Garden composting is an important topic; there are basically three types of compost heap:
• Hot compost heaps
• Cold compost heaps
• Slimy compost heaps.
In this garden, we tend to prefer the cold compost heap. There are lots of articles on the internet about how to do it properly. The basic process is to try to get layers of different materials, together, such as grass, leaves, household waste, and anything other than perennial weed roots or seed heads that comes out of the garden. You are of course supposed to turn them.
If you do everything properly, you get a compost heat that starts to warm up enough so that it generates enough heat to kill of any seeds. This is a hot compost heap. In fact, some large compost heaps are so hot you can see steam coming off them in the winter.
There are a lot of instructions on how to make a hot compost heap on the web. So I won’t go into any detail.
There are far fewer to how to make a cold compost heap, because they are not common in back gardens.
A cold compost heap is similar to the hot compost heap, in that it will slowly start to rot down. Compost will eventually be produced. It just isn’t hot enough to kill seeds. A hot compost heap can compost waste within weeks.
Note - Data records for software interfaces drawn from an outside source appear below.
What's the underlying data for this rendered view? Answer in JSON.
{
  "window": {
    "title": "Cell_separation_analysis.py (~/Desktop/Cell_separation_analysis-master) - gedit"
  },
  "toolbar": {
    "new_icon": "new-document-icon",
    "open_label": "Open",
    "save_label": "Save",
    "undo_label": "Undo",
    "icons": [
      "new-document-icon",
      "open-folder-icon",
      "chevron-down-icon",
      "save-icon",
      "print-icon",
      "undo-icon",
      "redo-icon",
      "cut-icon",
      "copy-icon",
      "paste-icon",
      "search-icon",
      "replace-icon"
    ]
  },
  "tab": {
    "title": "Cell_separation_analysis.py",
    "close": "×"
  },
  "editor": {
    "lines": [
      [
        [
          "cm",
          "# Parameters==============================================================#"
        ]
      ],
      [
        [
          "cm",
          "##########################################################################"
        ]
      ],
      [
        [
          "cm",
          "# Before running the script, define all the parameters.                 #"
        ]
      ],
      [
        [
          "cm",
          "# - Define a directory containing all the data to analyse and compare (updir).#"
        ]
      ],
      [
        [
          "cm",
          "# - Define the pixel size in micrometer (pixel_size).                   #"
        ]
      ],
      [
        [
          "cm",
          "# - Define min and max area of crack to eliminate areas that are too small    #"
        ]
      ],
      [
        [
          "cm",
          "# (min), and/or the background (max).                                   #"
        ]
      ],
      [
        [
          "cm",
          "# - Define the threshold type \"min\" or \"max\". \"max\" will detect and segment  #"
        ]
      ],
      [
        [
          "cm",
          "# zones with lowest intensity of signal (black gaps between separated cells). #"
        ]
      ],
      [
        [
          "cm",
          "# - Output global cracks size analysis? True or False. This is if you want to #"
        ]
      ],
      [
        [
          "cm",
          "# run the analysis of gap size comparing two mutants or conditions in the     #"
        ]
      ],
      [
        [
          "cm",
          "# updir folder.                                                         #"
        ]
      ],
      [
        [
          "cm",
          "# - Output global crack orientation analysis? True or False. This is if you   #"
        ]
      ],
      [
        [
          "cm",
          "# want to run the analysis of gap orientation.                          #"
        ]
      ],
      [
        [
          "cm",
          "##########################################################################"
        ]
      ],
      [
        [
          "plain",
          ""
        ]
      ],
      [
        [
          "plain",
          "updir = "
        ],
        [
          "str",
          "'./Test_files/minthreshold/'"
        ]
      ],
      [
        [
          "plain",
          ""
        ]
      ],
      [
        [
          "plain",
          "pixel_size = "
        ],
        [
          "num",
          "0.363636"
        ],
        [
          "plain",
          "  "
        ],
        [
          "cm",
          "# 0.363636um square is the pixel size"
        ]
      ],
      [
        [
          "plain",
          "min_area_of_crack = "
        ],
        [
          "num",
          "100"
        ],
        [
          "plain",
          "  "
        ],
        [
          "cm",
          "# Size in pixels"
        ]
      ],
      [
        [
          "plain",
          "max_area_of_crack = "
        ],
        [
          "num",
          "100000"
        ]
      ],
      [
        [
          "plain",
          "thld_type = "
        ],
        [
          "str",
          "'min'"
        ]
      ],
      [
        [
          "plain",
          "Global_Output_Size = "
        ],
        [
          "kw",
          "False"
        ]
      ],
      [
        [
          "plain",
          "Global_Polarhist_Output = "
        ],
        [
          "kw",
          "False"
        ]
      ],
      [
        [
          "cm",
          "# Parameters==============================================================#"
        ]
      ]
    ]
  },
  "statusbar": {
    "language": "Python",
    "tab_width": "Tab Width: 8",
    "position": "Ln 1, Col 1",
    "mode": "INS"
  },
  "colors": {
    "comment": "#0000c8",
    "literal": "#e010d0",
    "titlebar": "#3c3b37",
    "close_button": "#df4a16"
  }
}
A cold one may take six months to two years. Now, most people say not to use cold compost heaps. And it is true that if you have waste matter with seeds in, or a small garden, a cold compost heap is a waste of space. When you have as much room as we do, a cold compost heap can be great. You leave it for a couple of years, slowly build it up, and go on to the next one.
It is much less hassle as you are less dependent on getting the mix right, and if you don’t mind it taking a year or two to rot down, you don’t have to turn it either.
A slimy compost heap is one where you have got the balance completely wrong. I would say most grass piles come into this category. If you pile grass up, it forms very thick layers that will bead down, and will rot very slowly. The resulting mess turns into a slimy pile. It is disgusting. It does still rot down eventually, but is not at all pleasant in the short term.
Trying to get the balance right so you don’t go from a cold compost heap to a slimy one involves two things:
• Making sure the mix is right
• Keeping it from getting too wet
How do you make sure the mix is right? Use only thin layers of grass, and for each layer of grass, make sure you put another layer of leaves, twigs or stems. Intersperse with vegetable waste from your garden. If you have roughly equal amounts of grass and other garden waste, each in a thin layer, you are much less likely to get a slimy compost heap.
The second requirement is that the compost heap should be a little bit damp, but not too damp. The traditional allotment solution is to cover most of the heap with an old carpet. But you can use cardboard boxes or even plastic bags as long as you make sure there are some holes so the heap can breathe. You don’t want to cover it entirely. It does need some water and air.
Cold compost heaps are largely rotted down by a mixture of some bacteria, but especially worms. While a hot compost heap works well even if it is not touching the soil, you really want to have a cold compost heap directly on the ground.
Now... there are also some extreme old fashioned things you can do to this heap. If you are a bloke, saving your pee is a traditional way to add nutrients. Just dilute it a bit, and chuck it on the heap. Make sure the heap is far away from neighbours. In the UK this is not legal, and is just a historical piece of advice.
People interested in permaculture often invest in a composting toilet too.
If you are not so environmentally friendly you can use just what the garden produces, plus household vegetable waste. That’s what we do. It is easy, and we get great compost after a few years.